Manually set VTT to its default value

The default VTT voltage is 1.1 V, but as we increase BCLK, your motherboard may manually increase this on its own--which we don't want--so if your default memory voltage is less than 1.6 V, manually set your VTT to 1.1 V, and if it's greater than 1.6 V, set it to 1.15 V. We're doing this because VTT should never be more 0.5V below the memory voltage.

Next, change BCLK from 133 to 150. Almost all systems should do this without a problem. Now, boot into windows.

If you get into windows fine, run the quick Prime95 system stress test for about 5 minutes. If you don't see any errors, then you're in good shape.

However, if you do get an error or the system freezes or reboots, you'll need to go into the BIOS and increase the VTT voltage. I'd up it by 0.025 V at a time. Once you do that, you'll want to go back to the previous step and run the Prime95 stress test again.

Once you're stable, increase BCLK by 10.

Keep increasing BCLK by 10 and stress testing until you hit one of the follow road blocks:

  1. You reach your desired BCLK.
  2. You hit the maximum VTT that you're willing to try. Remember: Intel's absolute maximum for the VTT voltage is 1.4 V, but I'd recommend keeping this below 1.35 V to be safe.
  3. Increasing the voltage isn't helping anymore.

Once you've hit one of those road blocks, go back to your last successful attempt, and try upping BCLK by a finer increment, such as 5. If this passes, try upping it again by 2. If it doesn't, try lowering it by 2. Keep doing this until you find your maximum BCLK.

Once you've found it, I'd recommend lowering it by a few MHz and running Prime95 for about an hour to make sure it's nice and stable. If it fails, try lowering BCLK until it does pass.
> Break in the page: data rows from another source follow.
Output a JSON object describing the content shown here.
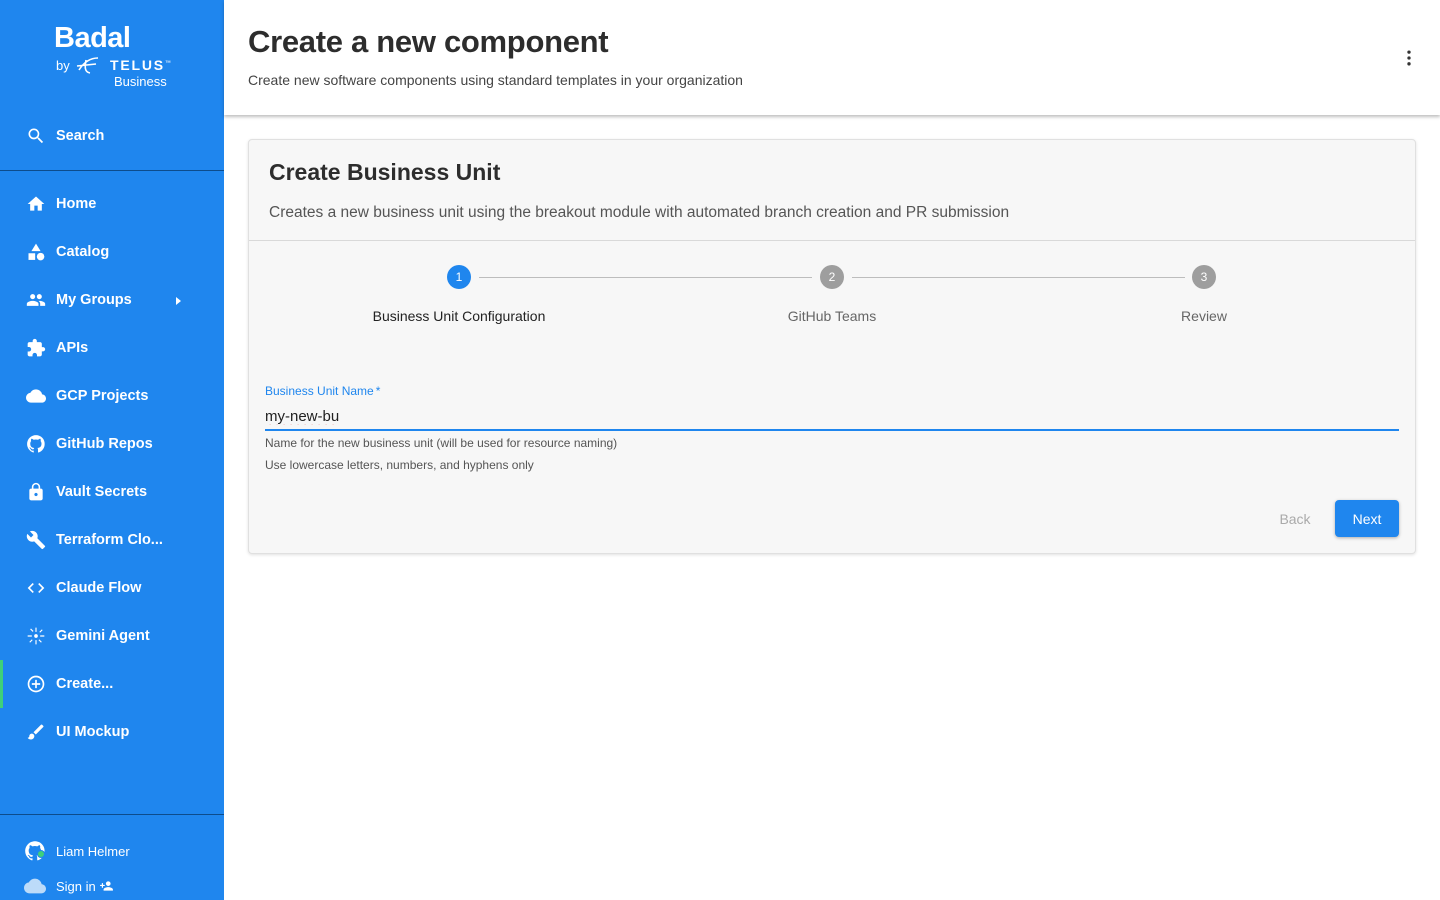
{
  "brand": {
    "title": "Badal",
    "by": "by",
    "telus": "TELUS",
    "business": "Business"
  },
  "sidebar": {
    "search_label": "Search",
    "items": [
      {
        "label": "Home",
        "icon": "home-icon"
      },
      {
        "label": "Catalog",
        "icon": "category-icon"
      },
      {
        "label": "My Groups",
        "icon": "people-icon"
      },
      {
        "label": "APIs",
        "icon": "extension-icon"
      },
      {
        "label": "GCP Projects",
        "icon": "cloud-icon"
      },
      {
        "label": "GitHub Repos",
        "icon": "github-icon"
      },
      {
        "label": "Vault Secrets",
        "icon": "lock-icon"
      },
      {
        "label": "Terraform Clo...",
        "icon": "wrench-icon"
      },
      {
        "label": "Claude Flow",
        "icon": "code-icon"
      },
      {
        "label": "Gemini Agent",
        "icon": "sparkle-icon"
      },
      {
        "label": "Create...",
        "icon": "add-circle-icon"
      },
      {
        "label": "UI Mockup",
        "icon": "brush-icon"
      }
    ],
    "user_name": "Liam Helmer",
    "sign_in": "Sign in"
  },
  "header": {
    "title": "Create a new component",
    "subtitle": "Create new software components using standard templates in your organization"
  },
  "card": {
    "title": "Create Business Unit",
    "subtitle": "Creates a new business unit using the breakout module with automated branch creation and PR submission",
    "steps": [
      {
        "number": "1",
        "label": "Business Unit Configuration",
        "state": "active"
      },
      {
        "number": "2",
        "label": "GitHub Teams",
        "state": "inactive"
      },
      {
        "number": "3",
        "label": "Review",
        "state": "inactive"
      }
    ],
    "field": {
      "label": "Business Unit Name",
      "required_mark": "*",
      "value": "my-new-bu",
      "helper_1": "Name for the new business unit (will be used for resource naming)",
      "helper_2": "Use lowercase letters, numbers, and hyphens only"
    },
    "back_label": "Back",
    "next_label": "Next"
  },
  "colors": {
    "sidebar_bg": "#1f86ee",
    "accent": "#1f86ee",
    "active_indicator": "#3fd07a",
    "step_inactive": "#9e9e9e"
  }
}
Once it passes, congratulations, you've found your maximum BCLK.

What Next?

This article is part of our ultimate overclocking guide: How to Overclock: Intel Core i7, i5, and i3 CPU Overclocking Guide.

If you're following along in the guide, the next section is .